Kurdish militia drove the Islamic State group from the Syrian town of Kobane and raised their flags on Monday, dealing the jihadists an important blow after months of heavy fighting.
Across the border in Iraq, meanwhile, a top army officer announced troops had "liberated" Diyala province from IS jihadists.
In Syria, the Kurdish advance in Kobane, on the frontier with Turkey, marked the culmination of a battle lasting more than four months in which nearly 1,800 people were killed.
The Syrian Observatory for Human Rights said the Kurdish People's Protection Units (YPG) had "expelled all Islamic State fighters from Kobane and have full control of the town".
"The Kurds are pursuing some jihadists on the eastern outskirts of Kobane, but there is no more fighting inside now," said the Observatory's Rami Abdel Rahman.
US Central Command said Kurdish forces now had control of 90 percent of Kobane.
"While the fight against ISIL (IS) is far from over, ISIL's failure in Kobane has denied them one of their strategic objectives," Central Command said in a statement.
Kurdish forces were carrying out "mopping-up operations" against remaining IS forces in the Maqtala district, on the town's eastern outskirts.
YPG spokesman Polat Jan also announced the news on Twitter, writing: "Congratulations to humanity, Kurdistan, and the people of Kobane on the liberation of Kobane."
Mustafa Ebdi, an activist from the town, said the "fighting has stopped".
YPG forces were "advancing carefully in Maqtala because of the threat of mines and car bombs," he added.
The United States, which has led a coalition bombing IS forces in Syria and Iraq, was cautious, declining to confirm an end to the battle.
The Kurdish advance came after the Pentagon said the international coalition had carried out 17 air strikes against jihadist positions in Kobane within 24 hours.
The targets included "tactical units" and "fighting positions" as well as an IS vehicle and staging areas.
The loss of Kobane, also known as Ain al-Arab, would be an important defeat for IS.
The group has lost 1,196 fighters since it began its advance on the town on September 16, said the British-based Observatory.
At one point, the jihadist group had looked poised to overrun Kobane.
IS wielded sophisticated weapons captured from military bases in Syria and Iraq and committed hundreds of fighters to the battle.

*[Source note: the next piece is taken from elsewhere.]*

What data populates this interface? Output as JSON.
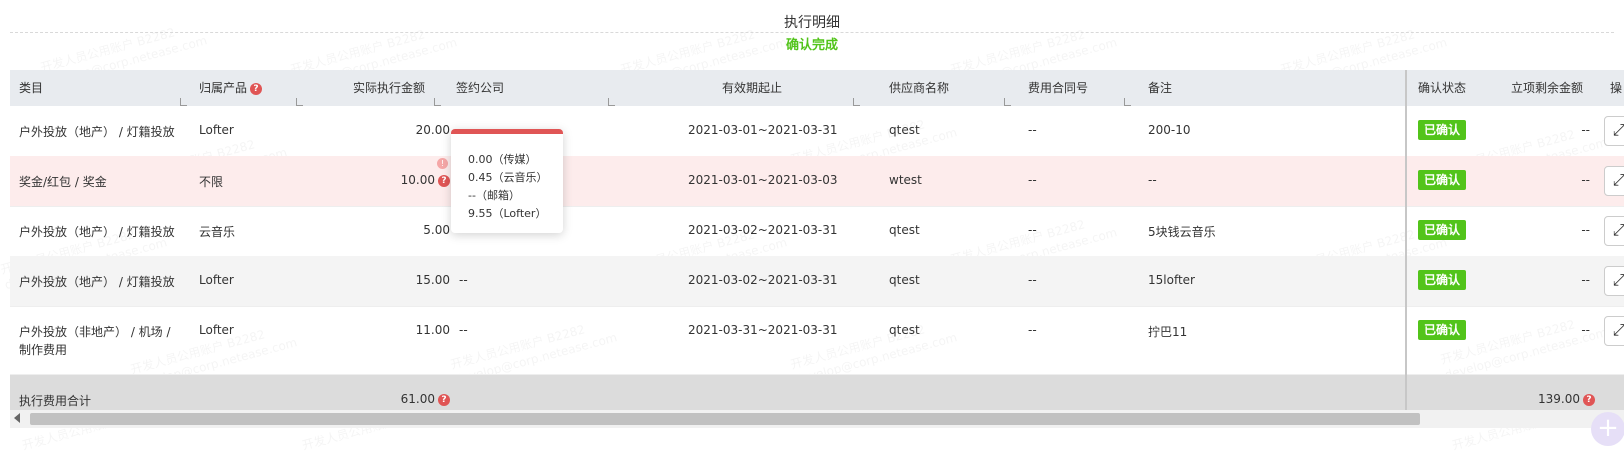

But Kurdish forces gradually pushed back the jihadists with the help of the US-led air raids and a group of fighters from Iraq's Kurdish peshmerga forces.
Analysts say the loss of Kobane is both a symbolic and strategic blow for IS, which set its sights on the small town in a bid to cement its control over a long stretch of the Syrian-Turkish border.
Since the group emerged in its current form in 2013, it has captured large swaths of territory in both Syria and Iraq.
It has declared an Islamic "caliphate" in territory under its control, and gained a reputation for brutality, including executions and torture.
But its apparent failure in Kobane could put the brakes on its plans for expansion in Syria.
"Despite all that manpower, all that sophisticated weaponry, IS couldn't get the city, so it's a big blow for their plans and its a great achievement for the Kurds," said analyst Mutlu Civiroglu.
"Kobane sets an example on the ground, showing that when you have skilled fighters on the ground with the support of air strikes, this danger, these forces, can be stopped and eliminated."
Civilians were largely spared in the fighting because they evacuated en masse, mostly across the border into Turkey, in the early stages of the battle.
Over the border in Iraq, the army announced another defeat for IS, with the recapture of Diyala province.
"We announce the liberation of Diyala from the (IS) organisation," Staff Lieutenant General Abdulamir al-Zaidi said.
"Iraqi forces are in complete control of all the cities and districts and subdistricts of Diyala province."
The general said there would still be clashes however against IS in the rural Hamreen mountains, which stretch across multiple provinces, including Diyala.
Among international forces training the Iraqi military, Canadian special forces have twice exchanged gunfire with IS fighters since the first confirmed ground battle in Iraq between Western troops and the jihadists earlier this month, a senior officer in Ottawa said.
"Two similar events have occurred over the last week and, in both cases, Canadian special operations forces, again acting in self-defence, effectively returned fire, neutralising the threat," said Captain Paul Forget.
No Canadians were injured.